**Task details:**
Give back a single number: the count of lines in the data that contain the string "Checking".

Data excerpts
------------------------------------------------------------------------

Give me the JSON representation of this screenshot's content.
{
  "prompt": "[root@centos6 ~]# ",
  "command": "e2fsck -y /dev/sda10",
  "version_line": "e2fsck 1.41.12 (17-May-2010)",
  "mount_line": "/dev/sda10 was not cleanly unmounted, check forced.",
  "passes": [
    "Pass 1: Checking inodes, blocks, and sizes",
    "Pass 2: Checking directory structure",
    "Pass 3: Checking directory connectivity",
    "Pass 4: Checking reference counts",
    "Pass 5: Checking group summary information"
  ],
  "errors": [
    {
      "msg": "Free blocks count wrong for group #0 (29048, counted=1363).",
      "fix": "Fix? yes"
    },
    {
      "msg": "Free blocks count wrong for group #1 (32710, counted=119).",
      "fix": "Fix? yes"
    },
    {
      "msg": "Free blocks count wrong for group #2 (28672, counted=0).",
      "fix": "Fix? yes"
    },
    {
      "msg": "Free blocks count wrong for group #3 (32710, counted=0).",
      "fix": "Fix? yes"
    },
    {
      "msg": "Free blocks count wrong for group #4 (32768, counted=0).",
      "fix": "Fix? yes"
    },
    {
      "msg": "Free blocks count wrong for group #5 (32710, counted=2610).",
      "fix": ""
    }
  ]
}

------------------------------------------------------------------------

**Completed exercise:**
5